Entries from a dataset of interfaces:

■ ■ ■ ■ ■

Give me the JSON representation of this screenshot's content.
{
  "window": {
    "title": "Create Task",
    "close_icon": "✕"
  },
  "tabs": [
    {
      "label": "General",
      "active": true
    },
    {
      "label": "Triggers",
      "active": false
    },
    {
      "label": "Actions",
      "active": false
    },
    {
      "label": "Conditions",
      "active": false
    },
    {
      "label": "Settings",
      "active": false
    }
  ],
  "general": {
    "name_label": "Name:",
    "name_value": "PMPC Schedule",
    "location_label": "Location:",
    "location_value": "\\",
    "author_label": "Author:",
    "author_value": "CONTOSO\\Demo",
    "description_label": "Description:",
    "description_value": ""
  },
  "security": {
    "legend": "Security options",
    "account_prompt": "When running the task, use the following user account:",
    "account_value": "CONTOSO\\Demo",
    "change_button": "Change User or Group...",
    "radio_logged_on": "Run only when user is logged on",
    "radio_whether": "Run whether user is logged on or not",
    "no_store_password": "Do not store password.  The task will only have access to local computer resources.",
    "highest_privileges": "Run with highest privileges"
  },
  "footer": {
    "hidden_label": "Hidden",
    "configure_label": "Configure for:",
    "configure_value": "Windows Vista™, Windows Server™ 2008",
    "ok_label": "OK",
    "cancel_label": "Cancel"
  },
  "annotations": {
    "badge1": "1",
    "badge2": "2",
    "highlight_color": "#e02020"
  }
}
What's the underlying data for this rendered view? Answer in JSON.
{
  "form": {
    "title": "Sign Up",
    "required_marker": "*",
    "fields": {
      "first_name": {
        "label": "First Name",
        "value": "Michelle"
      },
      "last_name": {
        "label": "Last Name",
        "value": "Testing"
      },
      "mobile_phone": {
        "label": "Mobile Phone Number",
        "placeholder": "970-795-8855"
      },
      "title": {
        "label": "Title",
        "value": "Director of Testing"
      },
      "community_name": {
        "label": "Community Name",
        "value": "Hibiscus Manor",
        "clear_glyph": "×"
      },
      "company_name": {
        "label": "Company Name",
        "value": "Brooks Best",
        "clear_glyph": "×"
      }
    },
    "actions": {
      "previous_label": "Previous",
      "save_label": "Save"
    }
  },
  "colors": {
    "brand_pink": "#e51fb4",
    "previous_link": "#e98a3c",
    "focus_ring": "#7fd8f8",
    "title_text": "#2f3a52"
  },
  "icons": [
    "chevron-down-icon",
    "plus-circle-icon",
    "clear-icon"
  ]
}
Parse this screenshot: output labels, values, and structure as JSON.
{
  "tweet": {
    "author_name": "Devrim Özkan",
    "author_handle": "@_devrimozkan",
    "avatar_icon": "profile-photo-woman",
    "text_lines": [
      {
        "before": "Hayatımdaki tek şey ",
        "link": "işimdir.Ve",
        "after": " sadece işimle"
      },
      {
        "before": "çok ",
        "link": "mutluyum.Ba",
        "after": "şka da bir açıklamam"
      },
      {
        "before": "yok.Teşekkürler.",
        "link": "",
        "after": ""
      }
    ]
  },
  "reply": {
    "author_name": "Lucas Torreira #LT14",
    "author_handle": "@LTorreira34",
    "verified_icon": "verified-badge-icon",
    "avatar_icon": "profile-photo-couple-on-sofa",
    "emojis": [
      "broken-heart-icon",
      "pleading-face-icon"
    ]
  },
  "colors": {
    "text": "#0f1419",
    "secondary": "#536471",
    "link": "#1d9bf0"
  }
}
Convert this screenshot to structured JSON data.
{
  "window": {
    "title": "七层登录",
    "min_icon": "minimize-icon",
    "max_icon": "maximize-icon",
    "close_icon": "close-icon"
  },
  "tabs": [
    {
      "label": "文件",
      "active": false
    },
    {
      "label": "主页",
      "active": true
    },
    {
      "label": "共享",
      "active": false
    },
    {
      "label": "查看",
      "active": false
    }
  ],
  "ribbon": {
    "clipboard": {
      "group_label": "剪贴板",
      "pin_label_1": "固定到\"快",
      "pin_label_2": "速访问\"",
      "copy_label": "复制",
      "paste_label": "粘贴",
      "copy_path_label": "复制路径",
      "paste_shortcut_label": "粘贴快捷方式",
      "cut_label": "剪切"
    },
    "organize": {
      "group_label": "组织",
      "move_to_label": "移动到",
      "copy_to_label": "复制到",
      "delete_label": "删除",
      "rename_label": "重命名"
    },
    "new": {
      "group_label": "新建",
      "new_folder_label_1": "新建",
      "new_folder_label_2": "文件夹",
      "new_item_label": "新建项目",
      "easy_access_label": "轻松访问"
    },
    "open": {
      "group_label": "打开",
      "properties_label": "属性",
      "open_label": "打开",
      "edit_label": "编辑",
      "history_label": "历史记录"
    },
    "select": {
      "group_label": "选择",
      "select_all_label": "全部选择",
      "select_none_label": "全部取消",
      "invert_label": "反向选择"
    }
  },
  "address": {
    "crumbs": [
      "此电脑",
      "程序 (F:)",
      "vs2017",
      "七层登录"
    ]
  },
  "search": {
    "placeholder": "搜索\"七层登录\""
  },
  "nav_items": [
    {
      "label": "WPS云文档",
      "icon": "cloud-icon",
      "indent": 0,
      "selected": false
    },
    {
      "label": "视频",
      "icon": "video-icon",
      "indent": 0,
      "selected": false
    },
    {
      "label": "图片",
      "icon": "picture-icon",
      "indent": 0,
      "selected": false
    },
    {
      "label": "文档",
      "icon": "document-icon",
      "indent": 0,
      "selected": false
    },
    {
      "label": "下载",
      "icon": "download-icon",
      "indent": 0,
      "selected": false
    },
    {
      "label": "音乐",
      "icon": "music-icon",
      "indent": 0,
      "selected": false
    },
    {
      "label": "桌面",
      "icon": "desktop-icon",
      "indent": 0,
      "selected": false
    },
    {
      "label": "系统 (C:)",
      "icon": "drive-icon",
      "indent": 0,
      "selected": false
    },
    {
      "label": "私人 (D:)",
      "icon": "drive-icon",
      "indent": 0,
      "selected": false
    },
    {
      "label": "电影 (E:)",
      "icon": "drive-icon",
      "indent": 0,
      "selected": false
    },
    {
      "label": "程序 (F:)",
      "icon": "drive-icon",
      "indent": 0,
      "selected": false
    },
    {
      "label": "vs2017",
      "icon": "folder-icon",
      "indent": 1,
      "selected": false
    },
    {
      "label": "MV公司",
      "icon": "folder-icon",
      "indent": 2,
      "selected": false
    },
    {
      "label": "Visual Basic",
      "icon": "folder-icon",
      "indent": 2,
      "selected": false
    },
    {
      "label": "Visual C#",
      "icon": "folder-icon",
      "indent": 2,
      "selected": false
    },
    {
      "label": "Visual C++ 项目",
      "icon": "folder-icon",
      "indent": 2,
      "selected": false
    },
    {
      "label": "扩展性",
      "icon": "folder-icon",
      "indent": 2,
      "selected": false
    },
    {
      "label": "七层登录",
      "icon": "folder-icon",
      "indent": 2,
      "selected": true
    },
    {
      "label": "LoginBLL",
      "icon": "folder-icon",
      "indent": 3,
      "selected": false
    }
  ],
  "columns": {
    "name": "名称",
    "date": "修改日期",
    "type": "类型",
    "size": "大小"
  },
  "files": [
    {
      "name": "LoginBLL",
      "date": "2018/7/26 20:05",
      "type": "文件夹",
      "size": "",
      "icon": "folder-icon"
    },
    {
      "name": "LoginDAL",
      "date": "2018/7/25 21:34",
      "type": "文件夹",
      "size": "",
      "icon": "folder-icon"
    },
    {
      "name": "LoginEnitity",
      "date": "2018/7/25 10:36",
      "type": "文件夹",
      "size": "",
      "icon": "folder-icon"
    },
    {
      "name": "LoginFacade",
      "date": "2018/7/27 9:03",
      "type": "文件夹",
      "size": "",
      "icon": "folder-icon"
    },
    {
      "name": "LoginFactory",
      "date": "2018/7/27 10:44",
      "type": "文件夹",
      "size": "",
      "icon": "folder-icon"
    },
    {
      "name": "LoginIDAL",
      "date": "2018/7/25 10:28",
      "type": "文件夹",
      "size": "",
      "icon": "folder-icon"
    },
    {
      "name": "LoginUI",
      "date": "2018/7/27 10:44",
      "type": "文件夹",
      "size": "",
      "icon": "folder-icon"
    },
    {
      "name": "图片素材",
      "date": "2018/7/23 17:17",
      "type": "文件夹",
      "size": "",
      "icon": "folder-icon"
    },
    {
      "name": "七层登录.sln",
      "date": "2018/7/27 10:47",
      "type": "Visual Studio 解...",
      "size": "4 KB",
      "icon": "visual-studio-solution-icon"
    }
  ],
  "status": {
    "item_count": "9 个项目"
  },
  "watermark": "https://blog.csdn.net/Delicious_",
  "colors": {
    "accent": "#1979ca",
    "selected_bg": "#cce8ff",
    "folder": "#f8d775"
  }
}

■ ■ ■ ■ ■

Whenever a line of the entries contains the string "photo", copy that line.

    "avatar_icon": "profile-photo-woman",
    "avatar_icon": "profile-photo-couple-on-sofa",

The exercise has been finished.